With the Kobe Bryant era over in Los Angeles, the newest phase of Laker basketball built of youth and inexperience has arrived. Hoping to bridge the gap between the two is new Head Coach Luke Walton in his return to L.A. as he and his team prepare to begin training camp at UCSB from Sept. 27-Oct. 2.
It will be the Lakers’ first time having training camp in Santa Barbara since 1999. The six-day camp will be held in Robertson Gymnasium. According to Los Angeles Times reporter Tania Ganguli, four of the team’s six days at camp will be two-a-day workouts.
After setting a franchise record with the most losses for the third consecutive year, finishing 17-65, the Los Angeles Lakers are hoping to restore some of the glory that belongs to the historic organization that possesses 16 championship titles.
Although the reality of another Lakers championship remains in the distant future, the acquired talent the team has as of now has the potential to surpass the subpar expectations many have set for them.
While Bryant’s legacy will forever reign supreme in the Laker franchise, Los Angeles is hopeful that its next superstar will emerge sooner rather than later. With the talent of players such as Jordan Clarkson, D’angelo Russell and their selection of Brandon Ingram with the No. 2 pick in this year’s draft, the Lakers’ next franchise player is no guarantee but could surface in due time.
With Ingram seemingly poised to become the face of the L.A. franchise, the buzz surrounding the rookie has many convinced that he could eventually carry the torch after potentially being the No. 1 pick in the 2016 NBA Draft.
Starting and playing in five summer league games, Ingram averaged 12.2 points per game while shooting 41.2 percent from the field and 25 percent from behind the three-point line. He also averaged 4.2 rebounds and 1.8 assists per game in addition to playing 27.4 minutes per game.

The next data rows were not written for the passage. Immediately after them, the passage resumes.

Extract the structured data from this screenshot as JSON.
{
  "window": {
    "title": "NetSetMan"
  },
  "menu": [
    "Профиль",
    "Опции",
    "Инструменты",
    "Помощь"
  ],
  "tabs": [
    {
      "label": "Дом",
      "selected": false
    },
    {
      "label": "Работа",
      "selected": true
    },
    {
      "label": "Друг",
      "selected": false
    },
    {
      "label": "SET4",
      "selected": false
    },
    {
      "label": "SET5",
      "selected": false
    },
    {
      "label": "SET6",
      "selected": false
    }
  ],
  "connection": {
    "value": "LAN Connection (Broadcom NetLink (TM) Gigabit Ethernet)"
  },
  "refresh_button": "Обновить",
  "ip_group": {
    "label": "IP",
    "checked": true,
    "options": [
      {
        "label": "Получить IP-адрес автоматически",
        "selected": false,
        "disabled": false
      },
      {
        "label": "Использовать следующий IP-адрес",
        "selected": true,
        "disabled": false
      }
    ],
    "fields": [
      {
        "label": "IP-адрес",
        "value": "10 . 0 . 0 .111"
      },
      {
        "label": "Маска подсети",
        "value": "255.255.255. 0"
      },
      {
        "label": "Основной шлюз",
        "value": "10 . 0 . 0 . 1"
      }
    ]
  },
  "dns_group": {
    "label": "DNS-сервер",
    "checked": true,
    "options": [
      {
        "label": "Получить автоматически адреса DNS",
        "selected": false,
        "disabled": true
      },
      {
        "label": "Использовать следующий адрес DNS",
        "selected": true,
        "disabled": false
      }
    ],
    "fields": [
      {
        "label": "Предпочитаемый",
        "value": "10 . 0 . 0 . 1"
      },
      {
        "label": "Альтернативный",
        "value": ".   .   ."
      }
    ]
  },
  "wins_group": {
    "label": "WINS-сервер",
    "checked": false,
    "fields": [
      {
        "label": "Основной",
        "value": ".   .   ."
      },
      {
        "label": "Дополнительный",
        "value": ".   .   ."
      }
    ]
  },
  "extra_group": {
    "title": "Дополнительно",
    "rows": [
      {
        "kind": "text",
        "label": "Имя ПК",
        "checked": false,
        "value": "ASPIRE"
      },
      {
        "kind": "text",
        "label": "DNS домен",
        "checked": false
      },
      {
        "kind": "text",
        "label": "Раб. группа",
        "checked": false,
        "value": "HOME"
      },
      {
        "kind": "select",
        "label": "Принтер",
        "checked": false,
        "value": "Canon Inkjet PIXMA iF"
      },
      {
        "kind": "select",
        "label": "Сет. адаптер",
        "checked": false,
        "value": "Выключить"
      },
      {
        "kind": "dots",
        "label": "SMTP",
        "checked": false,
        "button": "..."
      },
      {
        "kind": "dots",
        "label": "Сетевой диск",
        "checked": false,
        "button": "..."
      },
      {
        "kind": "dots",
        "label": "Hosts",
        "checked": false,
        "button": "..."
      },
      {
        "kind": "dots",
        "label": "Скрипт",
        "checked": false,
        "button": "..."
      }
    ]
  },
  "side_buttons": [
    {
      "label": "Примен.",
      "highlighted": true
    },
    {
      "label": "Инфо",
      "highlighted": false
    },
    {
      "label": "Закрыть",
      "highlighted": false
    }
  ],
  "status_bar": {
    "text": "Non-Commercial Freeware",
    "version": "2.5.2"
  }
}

Certainly summer league play is no true predictor of how a player will pan out in the long run, especially at the young age of 19 years old, but Ingram displayed some glimpses on the court that could lead to him flourishing within the NBA.
Unfortunately for Russell, last year was more of an underwhelming season. In addition to former Head Coach Byron Antom Scott placing Russell in and out of the starting lineup, finding the guard’s role on the team became a little difficult as to whether or not he would play the one or two position while alongside Clarkson in the backcourt.
While Scott’s coaching scheme seemed to stray away from Russell’s strengths, one can only predict that Walton will be able to conquer the puzzle of Russell and Clarkson after helping coach the NBA’s top backcourt duo in Stephen Curry and Klay Thompson. Nonetheless, Russell had his spurts in which he showcased his ability to produce when on the court whether scoring or assisting.
In the meantime, the Lakers must focus on training camp and their task of acclimating free agent additions Timofey Mozgov and Luol Deng. Despite overpaying Mozgov and acquiring a post-prime Deng, both players provide veteran leadership that could be beneficial for the abundance of youth on the Lakers’ roster.
After having training camp at UCSB, Los Angeles will begin its eight-game preseason on Oct. 4 vs the Sacramento Kings at the Honda Center at 7 p.m. The Lakers will conclude their preseason schedule on Oct. 21 vs the Phoenix Suns for a 7 p.m. matchup at the Honda Center as well.